There was a moment when Brad Creamer began wondering if he could finish.
On the third loop of a 112-mile bike ride, the question began to run through his mind: “Do I really need to do this?”
It was cold and raining, and a 26.2-mile run still lay ahead.
“I told myself to go five more miles and then see how I felt, and then five more and five more,” says Creamer. “When I got to the turnaround, I knew that I had to ride all the way back anyway.”
The assistant professor of biology – with the help of some warm chicken broth after the bike ride – found the will to keep pushing on through the end of the Ironman Arizona competition on Nov. 20 in Tempe, Ariz.
The event began at 7 a.m. with a 2.4-mile swim, followed by the bike ride and the run. Participants had 17 hours to complete the course.

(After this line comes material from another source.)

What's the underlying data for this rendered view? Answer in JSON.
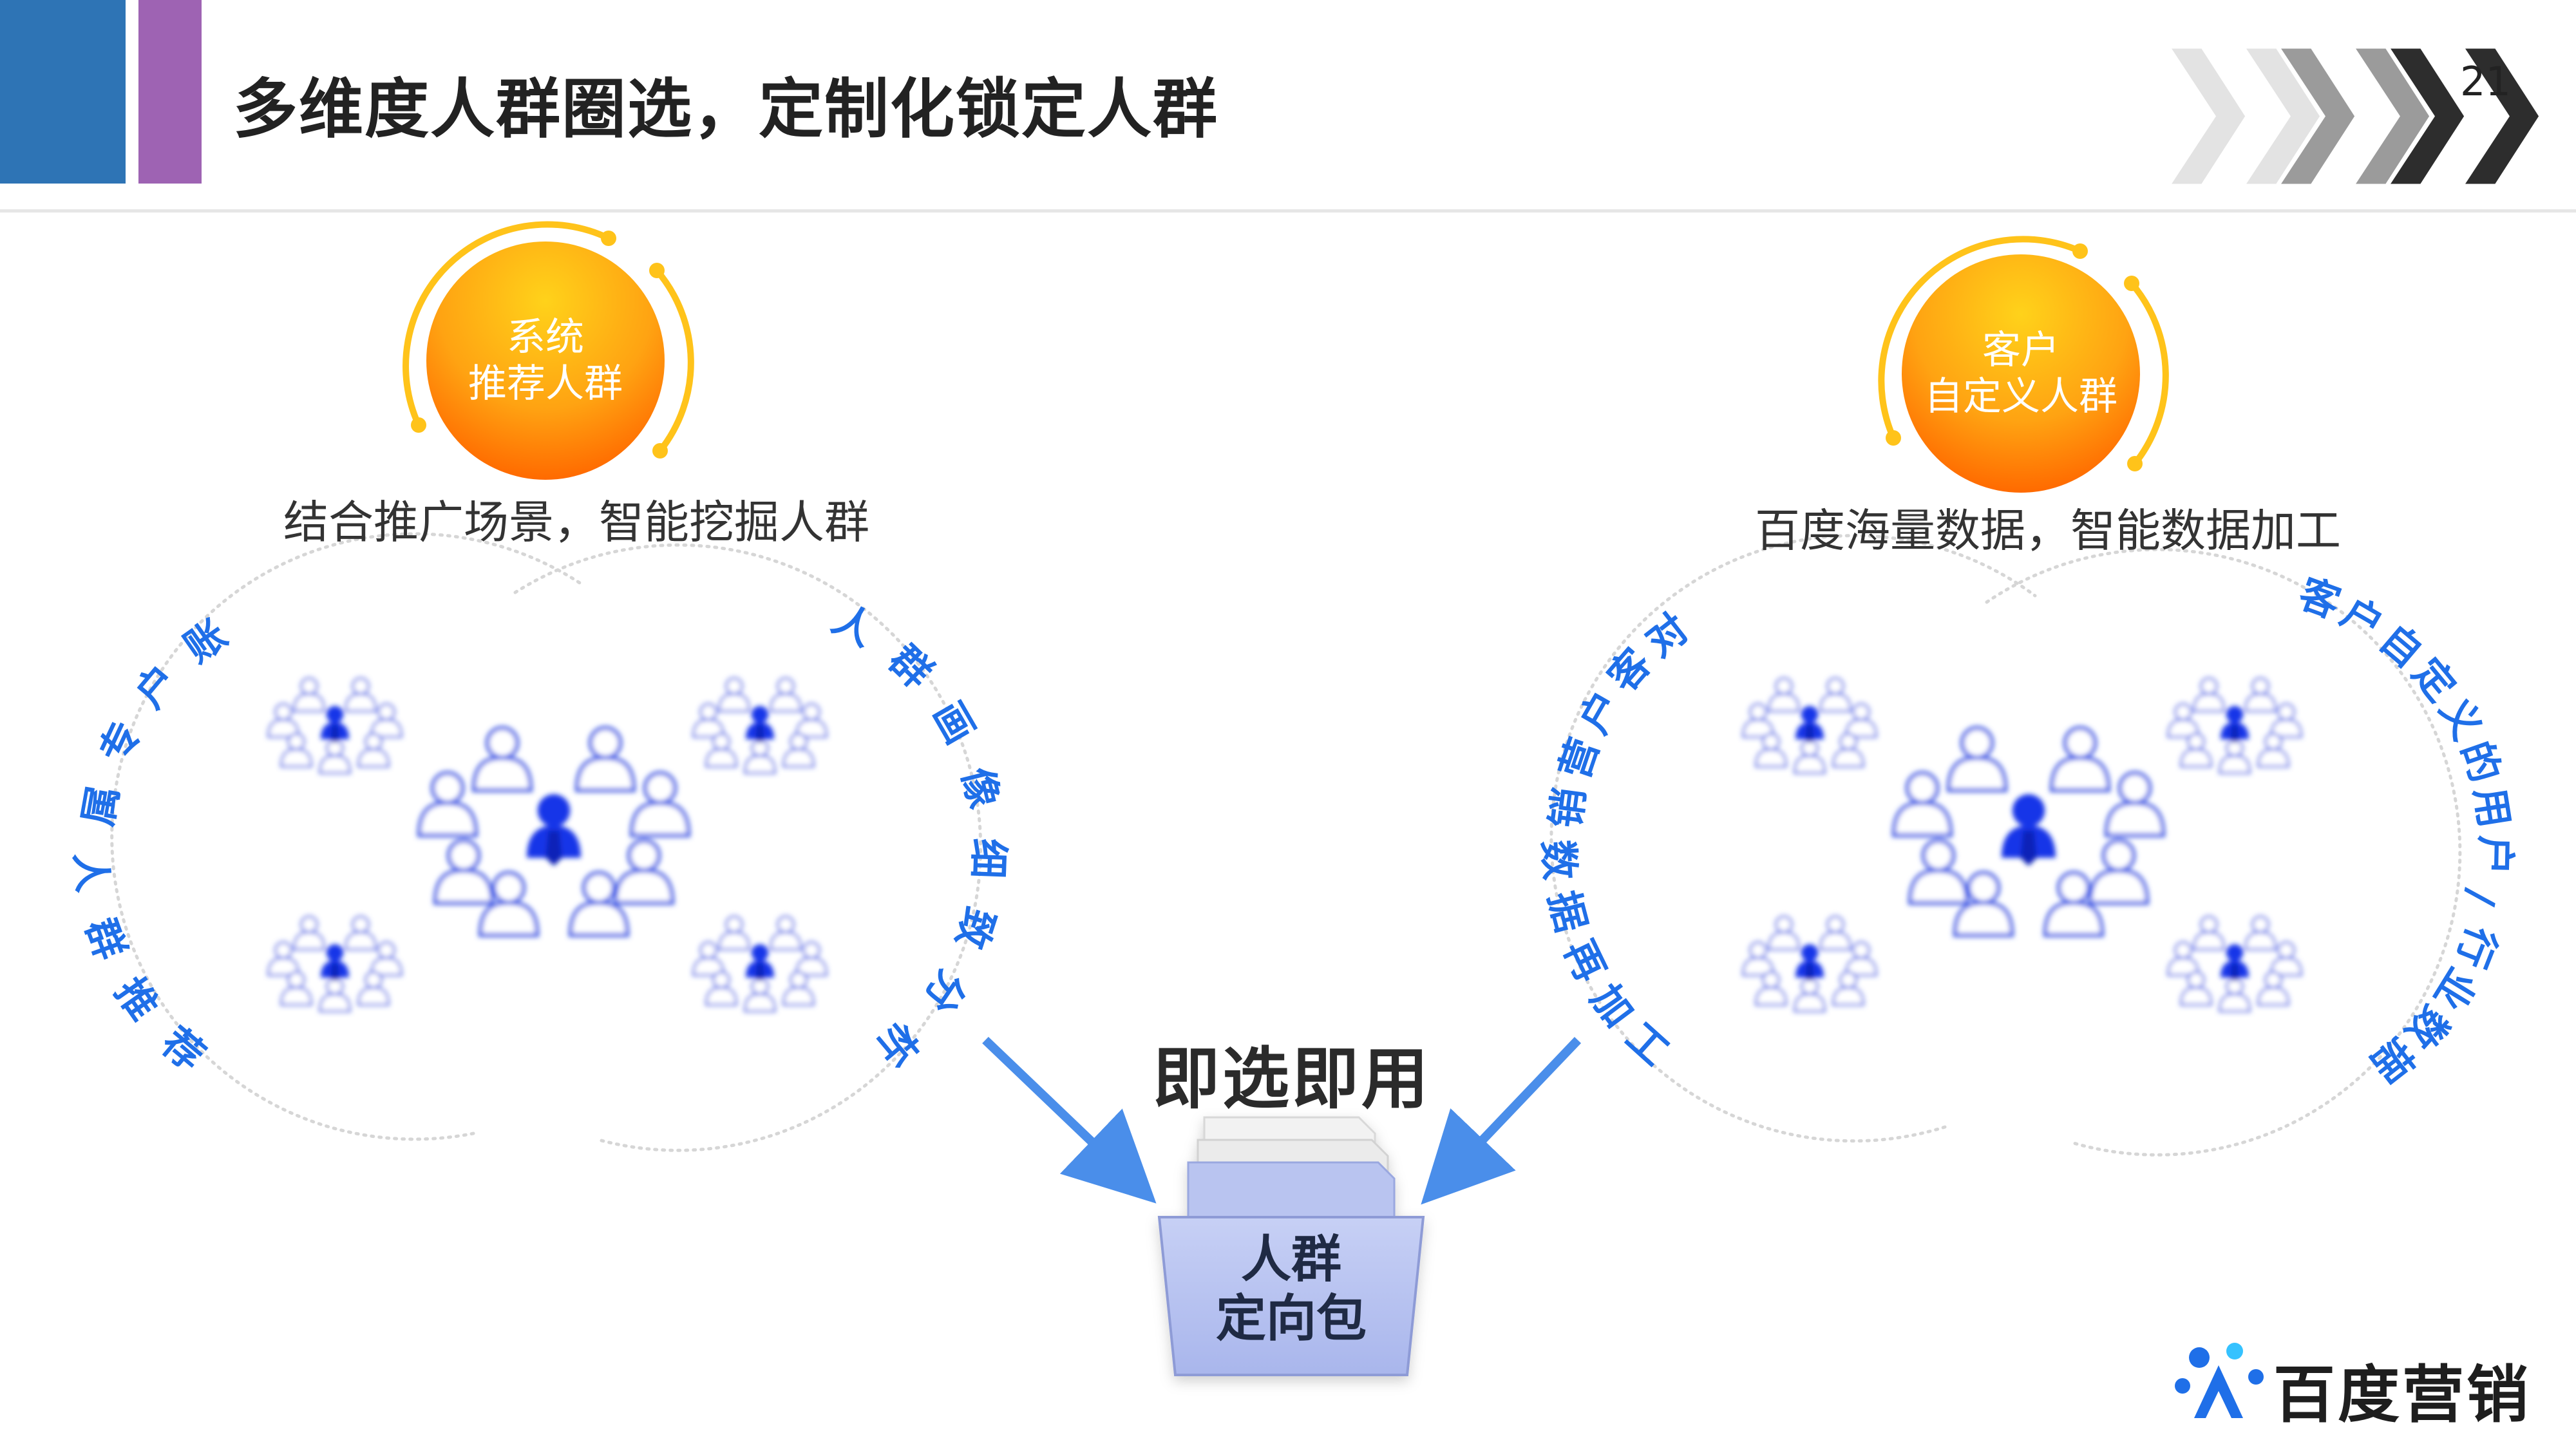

“I finished in just over 16 hours,” says Creamer. “It was difficult, is the best way to put it. The weather conditions were horrid. The water temperature was only 63 degrees. It rained the entire time I was on the bike and there was a really strong wind out of the north, so it was really cold.
“And once the sun went down about 5 in the afternoon, the temperature plummeted.”
Creamer says training for the Ironman event was a yearlong effort. The number of hours spent training increased from week to week. As the competition drew near, he was approaching nearly 20 hours a week of swimming, biking, running and lifting weights.
“I’ve done a lot of triathlons, but it’s always been a goal to see if I could do a full Ironman,” he says. “It was a challenge, but very rewarding at the same time. It took a lot of mental determination to finish.”
He says many of his students were curious about why he was undertaking the challenge, but were very supportive.
“It’s a commitment … something you have to work had for,” he says of the Ironman. “Maybe they’ll get something out of that. If you dedicate yourself to something, you can accomplish it – whether it’s finishing college or finishing an Ironman.
For the time being, Creamer says he’s going to focus on his family, enjoying time at home and possibly competing in shorter triathlons.
“But in the future, who knows” he says. “I might get the itch again someday.”